35 This is, in fact, an interesting example not so much of women’s history as of gender history. Women were often used “to think with”; their signiﬁcance was symbolic: it signiﬁed things quite other than the experience of women themselves. 37 Gender as a way of conceptualizing, describing, and normalizing power and other relationships has been even less covered. Similarly, outside archaeology, gender as the study of masculinity and the masculine as opposed to femininity and the feminine is barely in its infancy in the study of this period.
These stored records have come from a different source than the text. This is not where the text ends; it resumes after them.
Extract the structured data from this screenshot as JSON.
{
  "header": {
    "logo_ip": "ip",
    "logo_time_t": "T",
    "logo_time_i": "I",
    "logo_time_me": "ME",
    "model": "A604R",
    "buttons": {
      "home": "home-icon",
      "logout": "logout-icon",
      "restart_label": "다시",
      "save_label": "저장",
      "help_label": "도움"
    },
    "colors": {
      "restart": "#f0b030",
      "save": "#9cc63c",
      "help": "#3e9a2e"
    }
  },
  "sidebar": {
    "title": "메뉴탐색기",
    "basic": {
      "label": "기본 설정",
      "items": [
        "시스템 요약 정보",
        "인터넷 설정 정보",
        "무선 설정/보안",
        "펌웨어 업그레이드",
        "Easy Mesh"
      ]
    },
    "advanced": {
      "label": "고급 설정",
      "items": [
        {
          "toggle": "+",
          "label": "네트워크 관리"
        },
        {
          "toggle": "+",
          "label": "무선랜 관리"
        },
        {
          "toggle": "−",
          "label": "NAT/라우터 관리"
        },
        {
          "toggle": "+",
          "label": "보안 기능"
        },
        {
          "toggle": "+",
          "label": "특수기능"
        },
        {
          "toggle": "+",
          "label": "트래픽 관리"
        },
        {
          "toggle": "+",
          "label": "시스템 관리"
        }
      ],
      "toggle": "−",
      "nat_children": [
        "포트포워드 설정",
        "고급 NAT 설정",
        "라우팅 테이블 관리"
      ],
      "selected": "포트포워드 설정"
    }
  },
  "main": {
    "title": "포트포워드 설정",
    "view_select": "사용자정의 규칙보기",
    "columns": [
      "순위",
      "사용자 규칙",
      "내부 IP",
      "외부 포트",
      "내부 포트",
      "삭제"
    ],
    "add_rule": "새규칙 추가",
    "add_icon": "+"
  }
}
These approaches do not overturn or replace the study of institutions, so central to English historiography, though they do probe much deeper into the question of how and why institutions work. ” And they undermine the crude antitheses of a Hobbesian reading of politics. They reinstate the sacred, ideas and values as sources and techniques of power and authority. This is an approach that is capable of generating its own model of change, though it is unlikely to be a simple one. 34 But they have already encouraged work on saints’ cults and the fashioning, use, and 18 pauline stafford functioning of political identities such as “Angelcynn” or “Alba,” and their future potential for our understanding of early Britain and Ireland is huge.